So, the intention was less to underrate Million Dollar Baby than it was to point to a lesser known film that I think might just be every bit as good.

Mike Lyon said...

Pushing a less-recognized film is totally legit, as all this list-making is by its very nature agenda driven; I don't know a single one of us who doesn't use placement to introduce a pet favorite or shake things up a bit! (Such as your fondness for "Deja Vu", eh? Or perhaps my love of "Rambo" - will it make the top 100? Ha ha haaaa.) Even so, I'm not entirely certain that "Gauntlet" and "MDB" are on the same footing - time for some comparison viewing!

But now that the gauntlet (ha ha! HA! Oh, Jesus) has been thrown down to specify the Great American Director of the modern era, I may not jump immediately to Eastwood OR Scorsese. It's difficult to dismiss Robert Altman, though like Clint and Marty he has suffered his share of misfires. For sheer consistency, my dark horse candidate might be Mr. Terrence Malick... Come to think of it, my Exceedingly Dark Horse would be John Carpenter, who easily ranks as one of the most criminally underappreciated directors in Hollywood history!

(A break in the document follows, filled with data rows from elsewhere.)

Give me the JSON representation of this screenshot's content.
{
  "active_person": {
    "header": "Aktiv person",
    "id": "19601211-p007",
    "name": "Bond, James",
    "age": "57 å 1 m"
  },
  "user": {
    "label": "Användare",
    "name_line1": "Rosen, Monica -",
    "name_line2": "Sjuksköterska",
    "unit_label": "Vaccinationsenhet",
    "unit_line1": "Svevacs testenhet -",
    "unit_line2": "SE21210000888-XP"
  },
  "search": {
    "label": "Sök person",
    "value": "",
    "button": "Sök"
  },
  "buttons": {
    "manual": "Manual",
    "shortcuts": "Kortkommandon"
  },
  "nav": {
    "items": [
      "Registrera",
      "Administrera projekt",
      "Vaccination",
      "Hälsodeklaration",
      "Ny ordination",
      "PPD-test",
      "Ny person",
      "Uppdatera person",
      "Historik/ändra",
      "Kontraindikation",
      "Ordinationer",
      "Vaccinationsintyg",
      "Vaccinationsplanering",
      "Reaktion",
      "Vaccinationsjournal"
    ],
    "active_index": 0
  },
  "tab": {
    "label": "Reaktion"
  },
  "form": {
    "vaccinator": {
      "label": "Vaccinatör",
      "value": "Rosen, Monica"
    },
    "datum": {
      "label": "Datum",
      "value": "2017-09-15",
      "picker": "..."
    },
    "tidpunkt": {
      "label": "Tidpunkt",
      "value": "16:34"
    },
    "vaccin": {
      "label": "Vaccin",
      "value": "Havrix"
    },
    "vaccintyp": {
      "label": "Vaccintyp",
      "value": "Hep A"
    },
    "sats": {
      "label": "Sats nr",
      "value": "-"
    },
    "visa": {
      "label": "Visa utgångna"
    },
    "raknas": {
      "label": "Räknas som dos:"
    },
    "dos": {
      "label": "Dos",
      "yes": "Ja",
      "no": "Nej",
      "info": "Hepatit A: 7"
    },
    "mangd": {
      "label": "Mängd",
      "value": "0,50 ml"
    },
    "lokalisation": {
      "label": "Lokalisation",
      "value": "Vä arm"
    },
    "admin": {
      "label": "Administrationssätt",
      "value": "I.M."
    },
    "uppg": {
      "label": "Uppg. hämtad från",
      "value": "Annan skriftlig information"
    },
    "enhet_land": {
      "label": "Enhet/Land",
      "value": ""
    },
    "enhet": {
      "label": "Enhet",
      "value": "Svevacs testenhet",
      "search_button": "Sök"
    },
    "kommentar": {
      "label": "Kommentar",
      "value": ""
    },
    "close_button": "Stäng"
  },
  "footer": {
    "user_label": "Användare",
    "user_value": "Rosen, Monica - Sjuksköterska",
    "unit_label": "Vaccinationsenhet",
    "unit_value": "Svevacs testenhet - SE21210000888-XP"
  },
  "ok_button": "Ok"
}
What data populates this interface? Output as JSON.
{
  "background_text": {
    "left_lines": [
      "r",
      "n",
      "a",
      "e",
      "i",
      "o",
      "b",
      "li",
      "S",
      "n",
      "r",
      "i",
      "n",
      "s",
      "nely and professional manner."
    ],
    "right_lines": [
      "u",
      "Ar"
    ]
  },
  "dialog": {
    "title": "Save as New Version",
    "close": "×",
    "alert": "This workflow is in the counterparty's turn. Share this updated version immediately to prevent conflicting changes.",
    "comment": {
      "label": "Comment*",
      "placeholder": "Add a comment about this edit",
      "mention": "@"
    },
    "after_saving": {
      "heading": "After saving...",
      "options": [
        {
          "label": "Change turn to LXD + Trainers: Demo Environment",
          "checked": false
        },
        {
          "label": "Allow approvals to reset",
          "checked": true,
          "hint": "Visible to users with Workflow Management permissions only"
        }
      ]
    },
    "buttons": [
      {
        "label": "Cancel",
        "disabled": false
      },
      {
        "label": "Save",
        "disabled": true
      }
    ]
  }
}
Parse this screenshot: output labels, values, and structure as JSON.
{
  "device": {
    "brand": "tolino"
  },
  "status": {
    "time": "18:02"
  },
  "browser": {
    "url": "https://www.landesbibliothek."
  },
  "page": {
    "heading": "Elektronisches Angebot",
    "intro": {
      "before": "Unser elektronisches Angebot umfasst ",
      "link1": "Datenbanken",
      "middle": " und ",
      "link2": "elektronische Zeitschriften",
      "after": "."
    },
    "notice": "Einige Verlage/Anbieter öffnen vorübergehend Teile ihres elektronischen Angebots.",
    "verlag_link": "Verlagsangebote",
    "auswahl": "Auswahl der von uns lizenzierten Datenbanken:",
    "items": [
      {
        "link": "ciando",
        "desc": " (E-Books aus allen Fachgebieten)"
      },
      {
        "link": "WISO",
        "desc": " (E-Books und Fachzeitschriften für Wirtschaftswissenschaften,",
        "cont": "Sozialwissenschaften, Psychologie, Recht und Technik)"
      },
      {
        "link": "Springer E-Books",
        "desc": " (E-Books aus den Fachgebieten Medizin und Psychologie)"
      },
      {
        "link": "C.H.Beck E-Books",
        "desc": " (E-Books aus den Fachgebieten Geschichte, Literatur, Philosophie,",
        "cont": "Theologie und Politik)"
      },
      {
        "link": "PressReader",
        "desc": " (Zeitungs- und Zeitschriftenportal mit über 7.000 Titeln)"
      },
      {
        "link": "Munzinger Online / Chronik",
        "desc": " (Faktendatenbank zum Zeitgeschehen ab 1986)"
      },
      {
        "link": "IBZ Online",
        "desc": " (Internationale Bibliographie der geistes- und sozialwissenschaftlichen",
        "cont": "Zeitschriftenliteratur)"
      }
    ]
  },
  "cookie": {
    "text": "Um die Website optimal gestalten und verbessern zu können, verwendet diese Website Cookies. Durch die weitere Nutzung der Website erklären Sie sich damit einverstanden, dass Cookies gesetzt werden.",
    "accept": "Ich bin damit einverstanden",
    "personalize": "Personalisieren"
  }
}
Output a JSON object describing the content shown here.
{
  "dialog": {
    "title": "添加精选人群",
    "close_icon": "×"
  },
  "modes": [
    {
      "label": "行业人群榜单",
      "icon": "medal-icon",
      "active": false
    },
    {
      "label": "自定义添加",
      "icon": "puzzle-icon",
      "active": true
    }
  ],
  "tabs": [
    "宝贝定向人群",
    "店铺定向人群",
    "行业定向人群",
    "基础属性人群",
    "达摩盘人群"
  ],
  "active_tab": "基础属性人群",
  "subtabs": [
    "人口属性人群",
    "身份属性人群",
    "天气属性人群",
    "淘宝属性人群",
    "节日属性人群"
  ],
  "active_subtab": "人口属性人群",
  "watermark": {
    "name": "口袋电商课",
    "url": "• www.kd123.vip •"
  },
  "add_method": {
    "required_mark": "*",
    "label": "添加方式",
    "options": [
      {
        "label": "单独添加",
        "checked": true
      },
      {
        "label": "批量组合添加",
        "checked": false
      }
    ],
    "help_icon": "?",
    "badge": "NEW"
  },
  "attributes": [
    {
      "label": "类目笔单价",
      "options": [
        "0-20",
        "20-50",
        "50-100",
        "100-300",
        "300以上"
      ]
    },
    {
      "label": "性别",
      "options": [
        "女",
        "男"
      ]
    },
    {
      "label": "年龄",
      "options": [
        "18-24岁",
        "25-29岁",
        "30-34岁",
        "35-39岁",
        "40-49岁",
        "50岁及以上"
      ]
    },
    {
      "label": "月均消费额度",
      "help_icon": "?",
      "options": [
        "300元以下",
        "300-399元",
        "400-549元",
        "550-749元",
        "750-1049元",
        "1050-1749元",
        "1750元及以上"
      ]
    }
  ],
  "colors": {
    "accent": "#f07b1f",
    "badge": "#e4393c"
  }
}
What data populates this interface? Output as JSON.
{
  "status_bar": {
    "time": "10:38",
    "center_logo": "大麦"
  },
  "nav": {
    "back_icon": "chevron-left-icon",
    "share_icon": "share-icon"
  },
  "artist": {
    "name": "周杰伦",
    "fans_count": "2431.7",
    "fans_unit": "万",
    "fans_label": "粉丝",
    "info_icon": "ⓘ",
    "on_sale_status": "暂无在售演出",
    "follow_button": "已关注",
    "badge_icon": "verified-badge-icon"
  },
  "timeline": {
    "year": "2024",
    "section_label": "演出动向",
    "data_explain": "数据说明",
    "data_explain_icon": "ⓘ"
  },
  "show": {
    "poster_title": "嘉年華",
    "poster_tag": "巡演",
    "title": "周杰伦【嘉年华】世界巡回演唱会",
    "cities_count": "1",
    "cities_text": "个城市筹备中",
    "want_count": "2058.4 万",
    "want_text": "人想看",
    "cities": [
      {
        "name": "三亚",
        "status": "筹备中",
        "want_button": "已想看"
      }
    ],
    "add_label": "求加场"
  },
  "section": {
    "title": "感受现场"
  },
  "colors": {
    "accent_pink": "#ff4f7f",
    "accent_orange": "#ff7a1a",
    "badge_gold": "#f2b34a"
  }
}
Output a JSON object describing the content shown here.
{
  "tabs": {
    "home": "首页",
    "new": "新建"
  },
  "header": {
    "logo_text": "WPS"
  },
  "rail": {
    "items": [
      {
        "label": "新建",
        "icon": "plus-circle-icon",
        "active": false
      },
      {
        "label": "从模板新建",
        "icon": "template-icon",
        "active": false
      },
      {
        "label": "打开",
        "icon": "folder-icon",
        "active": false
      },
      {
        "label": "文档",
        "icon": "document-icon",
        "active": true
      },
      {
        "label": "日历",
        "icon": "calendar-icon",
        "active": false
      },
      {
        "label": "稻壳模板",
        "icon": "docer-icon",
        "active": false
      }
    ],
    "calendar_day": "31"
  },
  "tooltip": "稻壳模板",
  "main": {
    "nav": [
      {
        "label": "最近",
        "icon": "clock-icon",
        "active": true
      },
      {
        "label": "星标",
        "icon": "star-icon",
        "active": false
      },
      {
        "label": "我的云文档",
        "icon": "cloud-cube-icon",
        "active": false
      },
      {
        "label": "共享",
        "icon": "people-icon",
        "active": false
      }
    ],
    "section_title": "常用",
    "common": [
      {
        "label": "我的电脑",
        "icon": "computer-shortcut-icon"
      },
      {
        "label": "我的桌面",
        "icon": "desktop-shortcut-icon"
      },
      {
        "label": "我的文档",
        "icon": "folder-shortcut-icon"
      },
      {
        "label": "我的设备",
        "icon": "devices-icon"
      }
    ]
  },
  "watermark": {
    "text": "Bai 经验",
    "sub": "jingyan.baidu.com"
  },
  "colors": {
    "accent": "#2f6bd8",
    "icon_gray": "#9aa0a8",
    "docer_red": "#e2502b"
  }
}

But don't quote me just yet! Now I have to ponder...

Michael J. Anderson said...

I will concede that I might be wrong about "The Gauntlet" over "Million Dollar Baby"; in fact, the first incarnation of this post, as it was originally published, had the two reversed. I just felt like changing it.

On to your choices, of course Altman would be the third. No question. Though he is by no means a favorite of mine. In fact, I honestly couldn't name a half-dozen of his films that I even like, or find particularly interesting on an aesthetic level. (Especially loathsome to me is the fashionably cynical MASH.)

But enough of that, film for film Malick is the best, but four films really work against his claim for being the finest of his era. And Carpenter, consider me among the under-appreciators. I really need to go further into his work... immediately.

peter said...

I'm fond of Clint's "Blood Work".

Michael J. Anderson said...

I am as well, Peter. It's just a testament to Eastwood's greatness that it doesn't manage to make the top twenty.

John Shane said...

First off, Eastwood is one of the most over-rated directors of all time. There are about fifty directors better than him. However, since we're talking about him, Unforgiven is number 1 without a doubt and to even dare put Sudden Impact anywhere near the top is ridiculous. White Hunter Black Heart needs to be much higher, and Mystic River as well. How about Play Misty For Me? That's a great one too. And no Bird? Million Dollar Baby is truly one of the most over-rated movies of all time. Eastwood has become the Bob Dylan of directors. Anything he releases gets immediate and absolute praise, even if the product itself is usually mediocre.